The discussions on this topic have been wide-ranging and include many people from many walks of life. (Earlier, they led us to reject descriptions such as “undocumented,” despite ardent support from some quarters, because it is not precise. A person may have plenty of documents, just not the ones required for legal residence.)

Those discussions continued even after AP affirmed “illegal immigrant” as the best use, for two reasons.

A number of people felt that “illegal immigrant” was the best choice at the time. They also believed the always-evolving English language might soon yield a different choice and we should stay in the conversation.

Also, we had in other areas been ridding the Stylebook of labels. The new section on mental health issues argues for using credibly sourced diagnoses instead of labels. Saying someone was “diagnosed with schizophrenia” instead of schizophrenic, for example.

And that discussion about labeling people, instead of behavior, led us back to “illegal immigrant” again.

We concluded that to be consistent, we needed to change our guidance.

So we have.

Is this the best way to describe someone in a country without permission? We believe that it is for now. We also believe more evolution is likely down the road.

Will the new guidance make it harder for writers? Perhaps just a bit at first. But while labels may be more facile, they are not accurate.

I suspect now we will hear from some language lovers who will find other labels in the AP Stylebook. We welcome that engagement. Get in touch at stylebook@ap.org or, if you are an AP Stylebook Online subscriber, through the “Ask the Editor” page.

Change is a part of AP Style because the English language is constantly evolving, enriched by new words, phrases and uses. Our goal always is to use the most precise and accurate words so that the meaning is clear to any reader anywhere.

The updated entry is being added immediately to the AP Stylebook Online and Manual de Estilo Online de la AP, the new Spanish-language Stylebook. It also will appear in the new print edition and Stylebook Mobile, coming out later in the spring. It reads as follows:

illegal immigration Entering or residing in a country in violation of civil or criminal law. Except in direct quotes essential to the story, use illegal only to refer to an action, not a person: illegal immigration, but not illegal immigrant. Acceptable variations include living in or entering a country illegally or without legal permission.
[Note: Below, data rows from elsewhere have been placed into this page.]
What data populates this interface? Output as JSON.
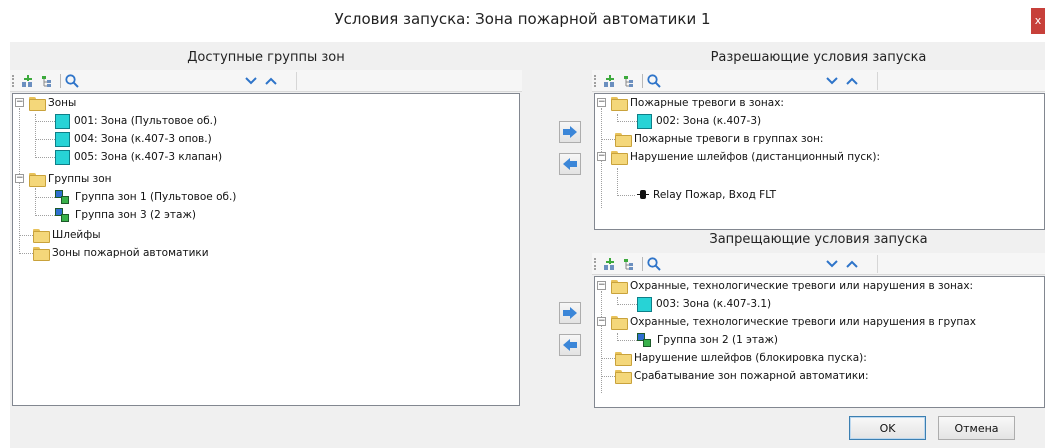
{
  "window": {
    "title": "Условия запуска: Зона пожарной автоматики 1",
    "close_glyph": "x"
  },
  "left_panel": {
    "title": "Доступные группы зон",
    "toolbar": {
      "icons": [
        "add-node-icon",
        "add-child-icon",
        "search-icon",
        "chevron-down-icon",
        "chevron-up-icon"
      ]
    },
    "tree": [
      {
        "label": "Зоны",
        "icon": "folder-open-icon",
        "expander": "−"
      },
      {
        "label": "001: Зона (Пультовое об.)",
        "icon": "zone-icon"
      },
      {
        "label": "004: Зона (к.407-3 опов.)",
        "icon": "zone-icon"
      },
      {
        "label": "005: Зона (к.407-3 клапан)",
        "icon": "zone-icon"
      },
      {
        "label": "Группы зон",
        "icon": "folder-open-icon",
        "expander": "−"
      },
      {
        "label": "Группа зон 1 (Пультовое об.)",
        "icon": "zone-group-icon"
      },
      {
        "label": "Группа зон 3 (2 этаж)",
        "icon": "zone-group-icon"
      },
      {
        "label": "Шлейфы",
        "icon": "folder-icon"
      },
      {
        "label": "Зоны пожарной автоматики",
        "icon": "folder-icon"
      }
    ]
  },
  "allow_panel": {
    "title": "Разрешающие условия запуска",
    "tree": [
      {
        "label": "Пожарные тревоги в зонах:",
        "icon": "folder-open-icon",
        "expander": "−"
      },
      {
        "label": "002: Зона (к.407-3)",
        "icon": "zone-icon"
      },
      {
        "label": "Пожарные тревоги в группах зон:",
        "icon": "folder-icon"
      },
      {
        "label": "Нарушение шлейфов (дистанционный пуск):",
        "icon": "folder-open-icon",
        "expander": "−"
      },
      {
        "label": "Relay Пожар, Вход FLT",
        "icon": "relay-icon"
      }
    ]
  },
  "deny_panel": {
    "title": "Запрещающие условия запуска",
    "tree": [
      {
        "label": "Охранные, технологические тревоги или нарушения в зонах:",
        "icon": "folder-open-icon",
        "expander": "−"
      },
      {
        "label": "003: Зона (к.407-3.1)",
        "icon": "zone-icon"
      },
      {
        "label": "Охранные, технологические тревоги или нарушения в групах",
        "icon": "folder-open-icon",
        "expander": "−"
      },
      {
        "label": "Группа зон 2 (1 этаж)",
        "icon": "zone-group-icon"
      },
      {
        "label": "Нарушение шлейфов (блокировка пуска):",
        "icon": "folder-icon"
      },
      {
        "label": "Срабатывание зон пожарной автоматики:",
        "icon": "folder-icon"
      }
    ]
  },
  "buttons": {
    "ok": "OK",
    "cancel": "Отмена"
  },
  "colors": {
    "zone_fill": "#27d3d6",
    "arrow": "#3b86d8",
    "folder": "#f4d77a",
    "close": "#c7403a"
  }
}
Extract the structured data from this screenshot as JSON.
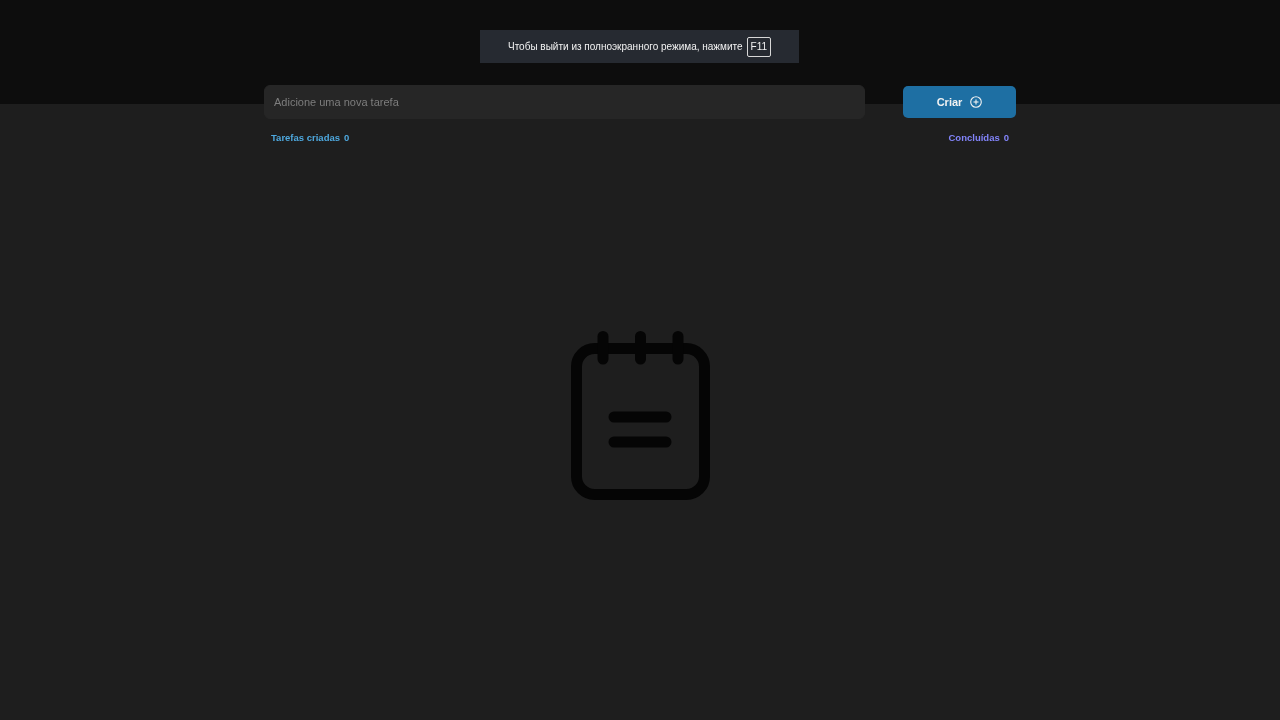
{
  "fullscreen_notice": {
    "message": "Чтобы выйти из полноэкранного режима, нажмите",
    "key": "F11"
  },
  "new_task": {
    "placeholder": "Adicione uma nova tarefa",
    "button": "Criar"
  },
  "counters": [
    {
      "kind": "created",
      "label": "Tarefas criadas",
      "count": "0"
    },
    {
      "kind": "done",
      "label": "Concluídas",
      "count": "0"
    }
  ]
}
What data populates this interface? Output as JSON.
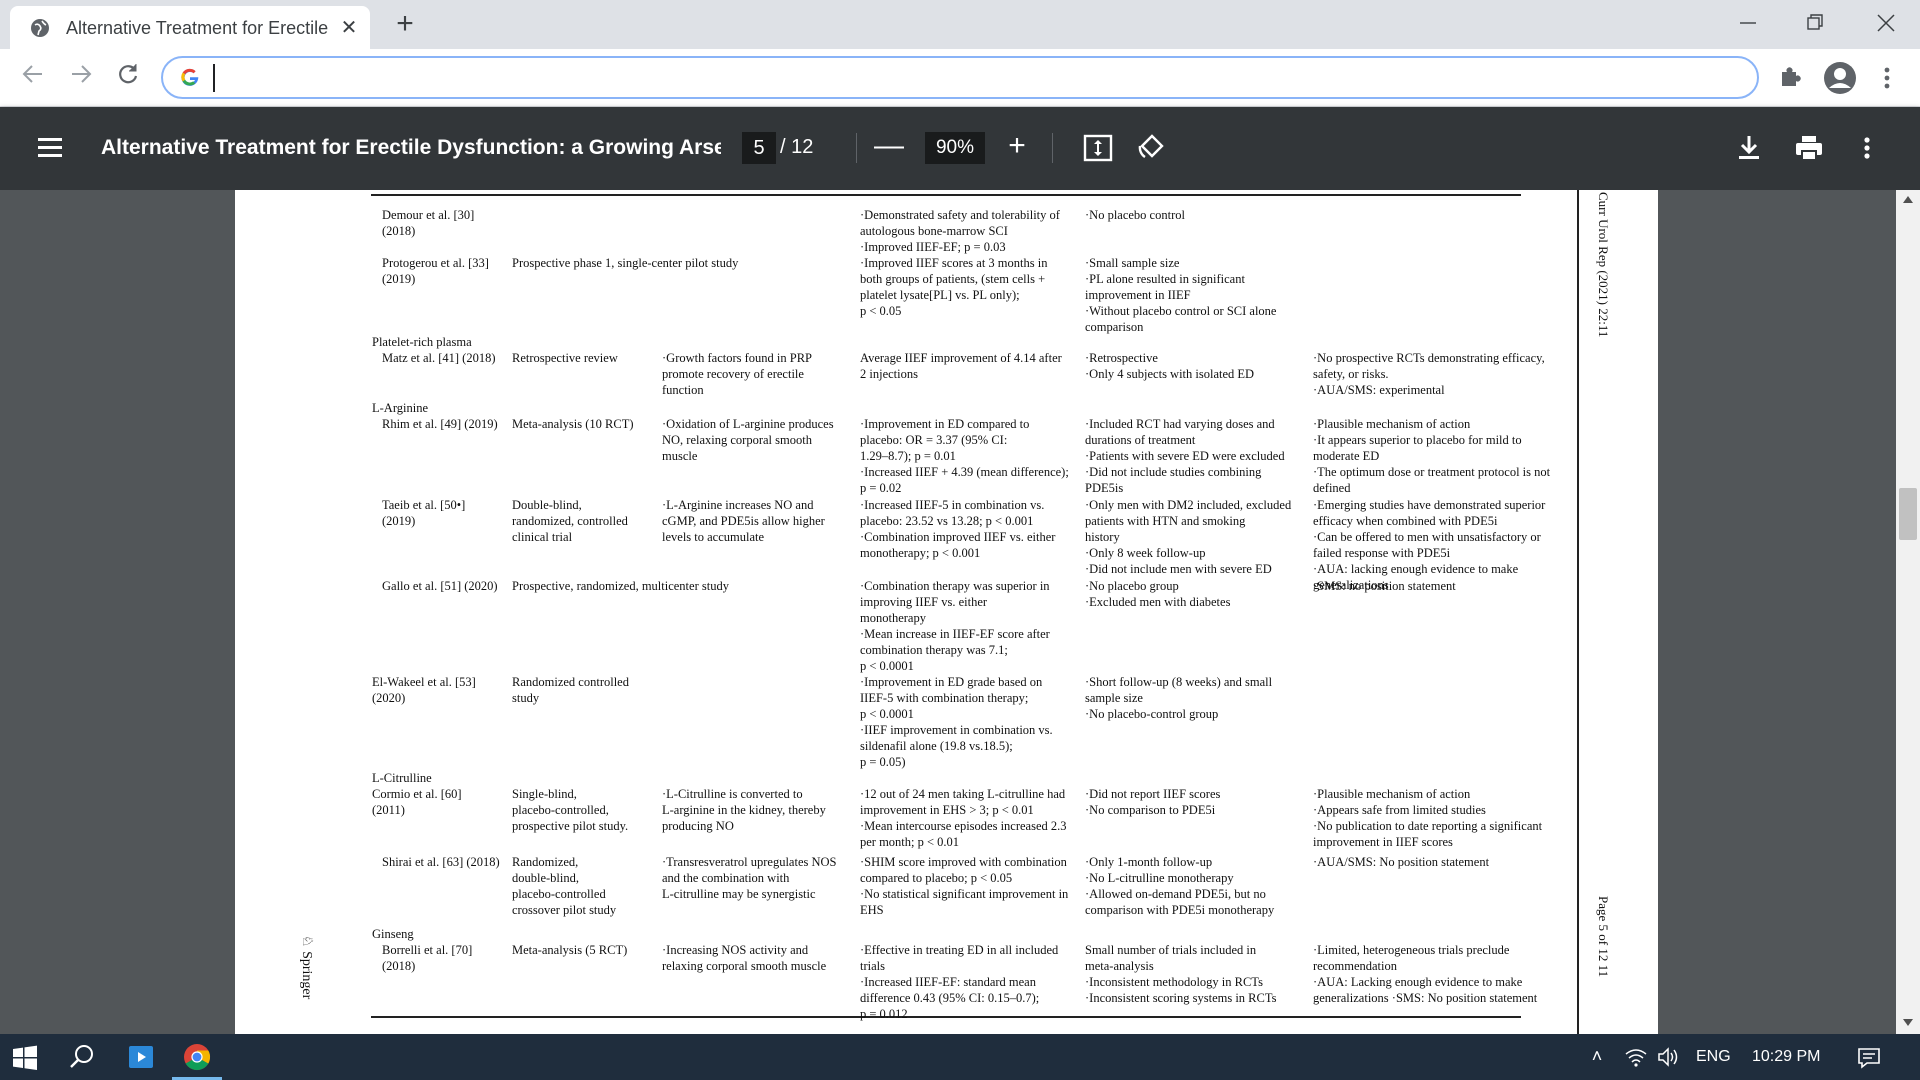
{
  "browser": {
    "tab_title": "Alternative Treatment for Erectile",
    "tab_close": "✕",
    "new_tab": "+",
    "omnibox_value": ""
  },
  "pdf_toolbar": {
    "title": "Alternative Treatment for Erectile Dysfunction: a Growing Arsen...",
    "page_current": "5",
    "page_total": "/ 12",
    "zoom": "90%",
    "zoom_out": "—",
    "zoom_in": "+"
  },
  "document": {
    "running_header": "Curr Urol Rep   (2021) 22:11",
    "page_footer": "Page 5 of 12   11",
    "publisher": "Springer",
    "sections": {
      "prp": "Platelet-rich plasma",
      "larginine": "L-Arginine",
      "lcitrulline": "L-Citrulline",
      "ginseng": "Ginseng"
    },
    "rows": [
      {
        "study": "Demour et al. [30]\n  (2018)",
        "design": "",
        "mechanism": "",
        "results": "·Demonstrated safety and tolerability of\n  autologous bone-marrow SCI\n·Improved IIEF-EF; p = 0.03",
        "limitations": "·No placebo control",
        "recs": ""
      },
      {
        "study": "Protogerou et al. [33]\n  (2019)",
        "design": "Prospective phase 1, single-center pilot study",
        "mechanism": "",
        "results": "·Improved IIEF scores at 3 months in\n  both groups of patients, (stem cells +\n  platelet lysate[PL] vs. PL only);\n  p < 0.05",
        "limitations": "·Small sample size\n·PL alone resulted in significant\n  improvement in IIEF\n·Without placebo control or SCI alone\n  comparison",
        "recs": ""
      },
      {
        "study": "Matz et al. [41] (2018)",
        "design": "Retrospective review",
        "mechanism": "·Growth factors found in PRP\n  promote recovery of erectile\n  function",
        "results": "Average IIEF improvement of 4.14 after\n  2 injections",
        "limitations": "·Retrospective\n·Only 4 subjects with isolated ED",
        "recs": "·No prospective RCTs demonstrating efficacy,\n  safety, or risks.\n·AUA/SMS: experimental"
      },
      {
        "study": "Rhim et al. [49] (2019)",
        "design": "Meta-analysis (10 RCT)",
        "mechanism": "·Oxidation of L-arginine produces\n  NO, relaxing corporal smooth\n  muscle",
        "results": "·Improvement in ED compared to\n  placebo: OR = 3.37 (95% CI:\n  1.29–8.7); p = 0.01\n·Increased IIEF + 4.39 (mean difference);\n  p = 0.02",
        "limitations": "·Included RCT had varying doses and\n  durations of treatment\n·Patients with severe ED were excluded\n·Did not include studies combining\n  PDE5is",
        "recs": "·Plausible mechanism of action\n·It appears superior to placebo for mild to\n  moderate ED\n·The optimum dose or treatment protocol is not\n  defined"
      },
      {
        "study": "Taeib et al. [50•]\n  (2019)",
        "design": "Double-blind,\n  randomized, controlled\n  clinical trial",
        "mechanism": "·L-Arginine increases NO and\n  cGMP, and PDE5is allow higher\n  levels to accumulate",
        "results": "·Increased IIEF-5 in combination vs.\n  placebo: 23.52 vs 13.28; p < 0.001\n·Combination improved IIEF vs. either\n  monotherapy; p < 0.001",
        "limitations": "·Only men with DM2 included, excluded\n  patients with HTN and smoking\n  history\n·Only 8 week follow-up\n·Did not include men with severe ED",
        "recs": "·Emerging studies have demonstrated superior\n  efficacy when combined with PDE5i\n·Can be offered to men with unsatisfactory or\n  failed response with PDE5i\n·AUA: lacking enough evidence to make\n  generalizations"
      },
      {
        "study": "Gallo et al. [51] (2020)",
        "design": "Prospective, randomized, multicenter study",
        "mechanism": "",
        "results": "·Combination therapy was superior in\n  improving IIEF vs. either\n  monotherapy\n·Mean increase in IIEF-EF score after\n  combination therapy was 7.1;\n  p < 0.0001",
        "limitations": "·No placebo group\n·Excluded men with diabetes",
        "recs": "·SMS: no position statement"
      },
      {
        "study": "El-Wakeel et al. [53]\n(2020)",
        "design": "Randomized controlled\nstudy",
        "mechanism": "",
        "results": "·Improvement in ED grade based on\n  IIEF-5 with combination therapy;\n  p < 0.0001\n·IIEF improvement in combination vs.\n  sildenafil alone (19.8 vs.18.5);\n  p = 0.05)",
        "limitations": "·Short follow-up (8 weeks) and small\nsample size\n·No placebo-control group",
        "recs": ""
      },
      {
        "study": "Cormio et al. [60]\n(2011)",
        "design": "Single-blind,\n  placebo-controlled,\n  prospective pilot study.",
        "mechanism": "·L-Citrulline is converted to\n  L-arginine in the kidney, thereby\n  producing NO",
        "results": "·12 out of 24 men taking L-citrulline had\n  improvement in EHS > 3; p < 0.01\n·Mean intercourse episodes increased 2.3\n  per month; p < 0.01",
        "limitations": "·Did not report IIEF scores\n·No comparison to PDE5i",
        "recs": "·Plausible mechanism of action\n·Appears safe from limited studies\n·No publication to date reporting a significant\n  improvement in IIEF scores"
      },
      {
        "study": "Shirai et al. [63] (2018)",
        "design": "Randomized,\n  double-blind,\n  placebo-controlled\n  crossover pilot study",
        "mechanism": "·Transresveratrol upregulates NOS\n  and the combination with\n  L-citrulline may be synergistic",
        "results": "·SHIM score improved with combination\n  compared to placebo; p < 0.05\n·No statistical significant improvement in\n  EHS",
        "limitations": "·Only 1-month follow-up\n·No L-citrulline monotherapy\n·Allowed on-demand PDE5i, but no\n  comparison with PDE5i monotherapy",
        "recs": "·AUA/SMS: No position statement"
      },
      {
        "study": "Borrelli et al. [70]\n  (2018)",
        "design": "Meta-analysis (5 RCT)",
        "mechanism": "·Increasing NOS activity and\n  relaxing corporal smooth muscle",
        "results": "·Effective in treating ED in all included\n  trials\n·Increased IIEF-EF: standard mean\n  difference 0.43 (95% CI: 0.15–0.7);\n  p = 0.012",
        "limitations": "Small number of trials included in\n  meta-analysis\n·Inconsistent methodology in RCTs\n·Inconsistent scoring systems in RCTs",
        "recs": "·Limited, heterogeneous trials preclude\n  recommendation\n·AUA: Lacking enough evidence to make\n  generalizations ·SMS: No position statement"
      }
    ]
  },
  "taskbar": {
    "language": "ENG",
    "time": "10:29 PM"
  }
}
Except in direct quotations, do not use the terms illegal alien, an illegal, illegals or undocumented.

Do not describe people as violating immigration laws without attribution.

Specify wherever possible how someone entered the country illegally and from where. Crossed the border? Overstayed a visa? What nationality?

People who were brought into the country as children should not be described as having immigrated illegally. For people granted a temporary right to remain in the U.S. under the Deferred Action for Childhood Arrivals program, use temporary resident status, with details on the program lower in the story.